▶ WHAT TO DO
Each entry here needs to be given again exactly.

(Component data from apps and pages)
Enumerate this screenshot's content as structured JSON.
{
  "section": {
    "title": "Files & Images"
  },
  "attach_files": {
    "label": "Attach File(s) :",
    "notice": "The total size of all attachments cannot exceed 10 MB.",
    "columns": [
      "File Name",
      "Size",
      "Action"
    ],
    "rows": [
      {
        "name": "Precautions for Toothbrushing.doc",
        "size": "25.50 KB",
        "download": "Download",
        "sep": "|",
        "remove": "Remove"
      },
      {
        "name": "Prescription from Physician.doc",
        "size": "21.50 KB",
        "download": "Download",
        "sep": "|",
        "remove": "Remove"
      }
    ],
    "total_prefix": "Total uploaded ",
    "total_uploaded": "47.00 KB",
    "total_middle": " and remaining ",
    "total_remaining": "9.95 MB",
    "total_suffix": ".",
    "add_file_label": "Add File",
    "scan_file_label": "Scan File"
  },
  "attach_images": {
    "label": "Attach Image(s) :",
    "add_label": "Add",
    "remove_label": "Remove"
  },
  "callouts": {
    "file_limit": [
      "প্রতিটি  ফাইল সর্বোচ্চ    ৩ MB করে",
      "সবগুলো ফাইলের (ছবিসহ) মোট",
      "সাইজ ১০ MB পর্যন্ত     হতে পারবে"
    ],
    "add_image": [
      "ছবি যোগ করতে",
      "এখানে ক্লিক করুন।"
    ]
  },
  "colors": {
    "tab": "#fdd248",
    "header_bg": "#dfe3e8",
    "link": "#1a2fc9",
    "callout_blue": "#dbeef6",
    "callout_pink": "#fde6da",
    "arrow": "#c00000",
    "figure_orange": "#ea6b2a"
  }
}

▶ TASK ANSWER
Enumerate this screenshot's content as structured JSON.
{
  "section": {
    "title": "Files & Images"
  },
  "attach_files": {
    "label": "Attach File(s) :",
    "notice": "The total size of all attachments cannot exceed 10 MB.",
    "columns": [
      "File Name",
      "Size",
      "Action"
    ],
    "rows": [
      {
        "name": "Precautions for Toothbrushing.doc",
        "size": "25.50 KB",
        "download": "Download",
        "sep": "|",
        "remove": "Remove"
      },
      {
        "name": "Prescription from Physician.doc",
        "size": "21.50 KB",
        "download": "Download",
        "sep": "|",
        "remove": "Remove"
      }
    ],
    "total_prefix": "Total uploaded ",
    "total_uploaded": "47.00 KB",
    "total_middle": " and remaining ",
    "total_remaining": "9.95 MB",
    "total_suffix": ".",
    "add_file_label": "Add File",
    "scan_file_label": "Scan File"
  },
  "attach_images": {
    "label": "Attach Image(s) :",
    "add_label": "Add",
    "remove_label": "Remove"
  },
  "callouts": {
    "file_limit": [
      "প্রতিটি  ফাইল সর্বোচ্চ    ৩ MB করে",
      "সবগুলো ফাইলের (ছবিসহ) মোট",
      "সাইজ ১০ MB পর্যন্ত     হতে পারবে"
    ],
    "add_image": [
      "ছবি যোগ করতে",
      "এখানে ক্লিক করুন।"
    ]
  },
  "colors": {
    "tab": "#fdd248",
    "header_bg": "#dfe3e8",
    "link": "#1a2fc9",
    "callout_blue": "#dbeef6",
    "callout_pink": "#fde6da",
    "arrow": "#c00000",
    "figure_orange": "#ea6b2a"
  }
}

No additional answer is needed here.